[Element data from apps and pages]
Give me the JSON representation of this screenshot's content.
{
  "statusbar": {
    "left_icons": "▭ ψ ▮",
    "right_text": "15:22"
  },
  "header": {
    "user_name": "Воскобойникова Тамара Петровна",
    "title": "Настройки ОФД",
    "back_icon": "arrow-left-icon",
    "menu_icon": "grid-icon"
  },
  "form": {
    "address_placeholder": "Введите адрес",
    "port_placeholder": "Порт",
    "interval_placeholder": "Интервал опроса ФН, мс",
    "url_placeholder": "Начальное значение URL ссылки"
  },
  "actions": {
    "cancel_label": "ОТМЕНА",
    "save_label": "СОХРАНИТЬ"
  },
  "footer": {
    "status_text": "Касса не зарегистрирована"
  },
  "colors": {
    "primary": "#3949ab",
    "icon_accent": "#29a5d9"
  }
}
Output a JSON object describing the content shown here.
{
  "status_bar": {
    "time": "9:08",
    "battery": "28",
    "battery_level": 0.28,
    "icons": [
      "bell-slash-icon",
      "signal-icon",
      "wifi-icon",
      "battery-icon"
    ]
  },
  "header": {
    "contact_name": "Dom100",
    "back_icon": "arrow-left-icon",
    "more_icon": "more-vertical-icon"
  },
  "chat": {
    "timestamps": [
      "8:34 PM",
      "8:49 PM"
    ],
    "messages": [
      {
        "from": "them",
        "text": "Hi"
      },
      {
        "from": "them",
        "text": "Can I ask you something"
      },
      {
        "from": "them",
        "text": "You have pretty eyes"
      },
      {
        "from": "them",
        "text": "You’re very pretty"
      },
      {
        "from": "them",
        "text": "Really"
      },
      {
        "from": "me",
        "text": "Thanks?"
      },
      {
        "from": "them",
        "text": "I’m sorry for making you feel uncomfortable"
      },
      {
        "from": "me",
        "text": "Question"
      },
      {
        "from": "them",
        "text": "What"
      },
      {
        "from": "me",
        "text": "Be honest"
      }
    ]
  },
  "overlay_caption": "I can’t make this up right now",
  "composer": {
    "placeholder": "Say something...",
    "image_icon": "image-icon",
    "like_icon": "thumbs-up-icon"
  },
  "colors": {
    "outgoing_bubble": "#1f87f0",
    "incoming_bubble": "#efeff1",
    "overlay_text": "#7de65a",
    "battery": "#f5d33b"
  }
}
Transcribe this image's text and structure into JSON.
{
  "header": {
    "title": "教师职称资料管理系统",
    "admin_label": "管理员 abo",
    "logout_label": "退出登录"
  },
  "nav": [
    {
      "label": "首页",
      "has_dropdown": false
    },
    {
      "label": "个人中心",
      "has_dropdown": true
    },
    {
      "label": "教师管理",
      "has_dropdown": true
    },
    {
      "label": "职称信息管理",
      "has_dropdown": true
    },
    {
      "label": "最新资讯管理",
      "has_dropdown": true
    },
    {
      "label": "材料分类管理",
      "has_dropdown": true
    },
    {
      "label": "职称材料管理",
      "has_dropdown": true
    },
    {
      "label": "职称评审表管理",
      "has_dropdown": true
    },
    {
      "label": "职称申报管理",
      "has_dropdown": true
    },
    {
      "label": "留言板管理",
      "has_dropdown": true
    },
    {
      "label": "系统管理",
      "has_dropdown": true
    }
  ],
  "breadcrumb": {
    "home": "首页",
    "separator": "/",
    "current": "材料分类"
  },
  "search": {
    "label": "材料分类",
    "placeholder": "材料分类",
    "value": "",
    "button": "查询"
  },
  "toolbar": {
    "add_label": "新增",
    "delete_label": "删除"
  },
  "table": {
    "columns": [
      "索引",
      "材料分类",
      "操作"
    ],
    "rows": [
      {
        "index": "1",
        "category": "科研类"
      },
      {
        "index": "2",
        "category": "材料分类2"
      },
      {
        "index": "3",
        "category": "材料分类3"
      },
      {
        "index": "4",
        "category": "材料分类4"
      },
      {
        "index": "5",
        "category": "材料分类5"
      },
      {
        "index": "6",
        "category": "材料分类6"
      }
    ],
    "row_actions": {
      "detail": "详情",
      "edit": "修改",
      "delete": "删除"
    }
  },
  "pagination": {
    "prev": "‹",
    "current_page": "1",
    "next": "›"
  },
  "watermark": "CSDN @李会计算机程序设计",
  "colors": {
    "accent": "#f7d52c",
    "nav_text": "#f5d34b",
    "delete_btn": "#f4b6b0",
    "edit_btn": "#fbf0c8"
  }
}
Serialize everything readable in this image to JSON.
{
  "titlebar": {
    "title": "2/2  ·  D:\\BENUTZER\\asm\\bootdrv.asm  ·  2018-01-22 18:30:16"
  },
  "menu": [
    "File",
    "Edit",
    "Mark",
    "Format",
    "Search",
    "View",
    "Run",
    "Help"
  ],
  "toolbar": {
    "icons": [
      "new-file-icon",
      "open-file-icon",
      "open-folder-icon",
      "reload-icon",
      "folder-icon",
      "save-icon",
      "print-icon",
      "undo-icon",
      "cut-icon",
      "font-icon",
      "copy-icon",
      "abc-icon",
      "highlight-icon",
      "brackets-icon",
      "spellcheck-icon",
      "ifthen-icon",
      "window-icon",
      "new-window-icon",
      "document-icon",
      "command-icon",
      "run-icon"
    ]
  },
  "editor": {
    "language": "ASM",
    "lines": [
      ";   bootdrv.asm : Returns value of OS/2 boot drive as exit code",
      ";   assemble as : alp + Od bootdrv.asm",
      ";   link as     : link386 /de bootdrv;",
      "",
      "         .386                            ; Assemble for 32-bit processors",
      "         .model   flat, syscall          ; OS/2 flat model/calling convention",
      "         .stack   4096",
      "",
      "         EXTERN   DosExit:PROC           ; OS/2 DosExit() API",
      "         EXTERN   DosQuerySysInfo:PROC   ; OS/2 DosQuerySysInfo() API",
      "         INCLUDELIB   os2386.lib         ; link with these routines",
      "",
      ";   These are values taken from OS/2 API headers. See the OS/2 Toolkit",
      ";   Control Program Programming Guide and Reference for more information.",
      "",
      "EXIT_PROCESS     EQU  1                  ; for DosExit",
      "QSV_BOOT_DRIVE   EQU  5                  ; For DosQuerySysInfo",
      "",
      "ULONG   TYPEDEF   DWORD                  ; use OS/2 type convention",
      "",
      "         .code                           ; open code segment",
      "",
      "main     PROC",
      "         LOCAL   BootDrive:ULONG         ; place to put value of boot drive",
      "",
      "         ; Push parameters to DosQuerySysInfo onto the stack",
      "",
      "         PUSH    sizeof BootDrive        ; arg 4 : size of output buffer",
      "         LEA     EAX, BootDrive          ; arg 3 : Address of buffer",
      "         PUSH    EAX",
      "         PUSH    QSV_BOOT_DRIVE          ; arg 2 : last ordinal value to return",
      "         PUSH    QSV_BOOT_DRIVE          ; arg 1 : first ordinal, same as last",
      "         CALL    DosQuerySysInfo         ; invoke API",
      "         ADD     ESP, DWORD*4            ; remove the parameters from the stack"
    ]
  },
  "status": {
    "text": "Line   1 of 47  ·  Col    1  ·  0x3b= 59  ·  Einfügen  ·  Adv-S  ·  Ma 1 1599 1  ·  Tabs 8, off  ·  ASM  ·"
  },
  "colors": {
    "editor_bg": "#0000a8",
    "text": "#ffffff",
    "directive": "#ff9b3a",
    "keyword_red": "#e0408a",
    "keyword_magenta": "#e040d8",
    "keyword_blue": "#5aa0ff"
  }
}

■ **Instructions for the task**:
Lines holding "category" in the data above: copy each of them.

■ **Answer area**:
        "category": "科研类"
        "category": "材料分类2"
        "category": "材料分类3"
        "category": "材料分类4"
        "category": "材料分类5"
        "category": "材料分类6"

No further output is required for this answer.